Oracle released its Sparc T4 processor in standard rack and blade servers, as well as a big clustered system.
Oracle has launched its new Sparc T4 processor, along with new hardware that it hopes will turn up the heat on server rivals Hewlett-Packard and IBM.
CEO Larry Ellison was, as usual, in feisty form when he took to the stage at Oracle's headquarters Monday to launch the products. He made several bold performance claims and said he's "looking forward" to competing for IBM's customers.
The T4 is the latest addition to the Sparc processor family developed by Sun Microsystems, which Oracle acquired last year. It has eight processor cores, down from 16 in the T3, but each core runs at up to 3GHz, compared to the T3's 1.65Ghz. That helps gives the T4 five-times the single-threaded performance of its predecessor, according to Ellison.
The Sparc T4 is available now in standard rack and blade servers, priced from US$16,000 to $160,000. It will also be used in the Sparc SuperCluster, a high-end system that will pack 1,200 CPU threads in a single system the size of a server rack.
Oracle still won't give pricing for the SuperCluster, which it first talked about last year. Nor would it give a firm ship date, although John Fowler, executive vice president for Oracle's systems group, said in an interview that the product will be out by the end of the year.
It's similar in some ways to Oracle's Exadata Database Machine and Exalogic Elastic Cloud. In all three cases, Oracle says it has tightly engineered the server, storage and network components to optimize performance, and integrated its software on top of that.
But while the Exalogic system is for running middleware and the Exadata machine for data warehousing and online transaction processing, the SuperCluster is designed for general purpose computing, including standard enterprise resource planning applications.
The machine includes four Sparc T4 server nodes, each with four sockets; Infiniband switches; ZFS storage appliances; and Oracle's Exadata storage servers. It can be purchased in a half rack configuration, or as a full rack with 4TB of DRAM and up to 198TB of hard disk space.
Up to eight racks can be linked together with a single system image, Ellison said. "This is a very big machine," he said.
Some of the components overlap with those in the Exadata Database machine. But the SuperCluster has less of Oracle's specialized database storage servers and adds standard storage instead.
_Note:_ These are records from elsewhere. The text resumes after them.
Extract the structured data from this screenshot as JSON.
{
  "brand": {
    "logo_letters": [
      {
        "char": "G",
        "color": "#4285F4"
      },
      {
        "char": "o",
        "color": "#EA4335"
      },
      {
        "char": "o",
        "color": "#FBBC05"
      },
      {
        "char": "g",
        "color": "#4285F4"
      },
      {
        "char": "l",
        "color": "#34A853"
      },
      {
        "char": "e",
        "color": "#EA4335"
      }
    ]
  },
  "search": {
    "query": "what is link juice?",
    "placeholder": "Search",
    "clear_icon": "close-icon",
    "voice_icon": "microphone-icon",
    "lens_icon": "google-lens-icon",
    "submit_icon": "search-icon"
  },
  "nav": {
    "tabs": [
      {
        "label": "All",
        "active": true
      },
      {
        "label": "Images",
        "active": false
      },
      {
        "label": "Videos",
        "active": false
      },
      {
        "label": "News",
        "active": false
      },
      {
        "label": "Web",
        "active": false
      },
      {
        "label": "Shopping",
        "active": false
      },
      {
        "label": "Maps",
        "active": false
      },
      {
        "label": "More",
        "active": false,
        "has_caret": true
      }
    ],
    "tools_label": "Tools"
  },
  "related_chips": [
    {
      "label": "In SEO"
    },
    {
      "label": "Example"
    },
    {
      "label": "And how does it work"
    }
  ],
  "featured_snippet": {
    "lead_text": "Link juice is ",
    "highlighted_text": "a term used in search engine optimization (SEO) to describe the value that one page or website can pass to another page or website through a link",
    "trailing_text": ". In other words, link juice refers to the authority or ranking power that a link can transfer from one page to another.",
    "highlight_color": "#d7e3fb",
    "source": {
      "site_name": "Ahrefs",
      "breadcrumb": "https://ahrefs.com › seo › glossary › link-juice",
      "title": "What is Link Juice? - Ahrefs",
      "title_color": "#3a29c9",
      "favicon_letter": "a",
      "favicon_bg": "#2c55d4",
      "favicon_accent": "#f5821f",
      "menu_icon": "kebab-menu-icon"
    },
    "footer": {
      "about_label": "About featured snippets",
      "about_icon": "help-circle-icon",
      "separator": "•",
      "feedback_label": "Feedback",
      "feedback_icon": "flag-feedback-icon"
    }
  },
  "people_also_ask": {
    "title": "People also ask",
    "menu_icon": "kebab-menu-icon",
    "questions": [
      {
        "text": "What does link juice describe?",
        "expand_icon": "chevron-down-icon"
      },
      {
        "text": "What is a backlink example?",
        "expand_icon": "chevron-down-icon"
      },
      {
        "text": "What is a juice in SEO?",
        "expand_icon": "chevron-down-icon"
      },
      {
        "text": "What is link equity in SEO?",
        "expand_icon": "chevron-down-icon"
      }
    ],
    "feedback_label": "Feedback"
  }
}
It also devotes more space to compute power.
"You can add more Exadata storage cells in a second rack if you want to ... but the original rack trades a certain amount of Exadata storage for general storage, to be a more general purpose system," Fowler said in the interview.
"If you're going to run just the Oracle 11 database, Exadata is definitely the product for you. ... But if you want to run PeopleSoft or SAP or homegrown applications in the same cluster, you could do that with the SuperCluster but not with [the Exadata Database machine]," he said. "That's the simplest way to define the difference."
Ellison claimed a full Sparc SuperCluster rack can outperform IBM's high-end Power 795 server "by a long shot." IBM declined to comment on any of his claims Monday. The SuperCluster has storage bandwidth of 42 GB/sec and can perform 1.2 million input/output operations per second, Ellison said.
"Oracle is throwing a lot of performance-oriented red meat to their installed base of loyal Sparc and Solaris customers," said industry analyst Dan Olds of Gabriel Consulting. "They touted a lot of benchmarks and comparisons to both IBM and x86 commodity servers. But it remains to be seen if this is enough to convince new customers to start buying Sparc hardware again."
The SuperCluster aims to give an easy upgrade path from existing Sparc systems. It will be offered with Oracle's new Solaris 11 OS, but customers can run Solaris 10 if they prefer, Fowler said. Solaris 11 includes enhancements that will better be able to handle higher thread-counts and faster I/O bandwidth, however.
When Oracle first acquired Sun, many questioned its commitment to the Sparc platform. But Ellison has made it a cornerstone of Oracle's strategy, building pricey but powerful machines that combine Sun and Oracle technologies.
The company has a Sparc 5 processor on its road map. Fowler wouldn't say much about that chip Monday, except that Oracle is ahead of schedule with its development.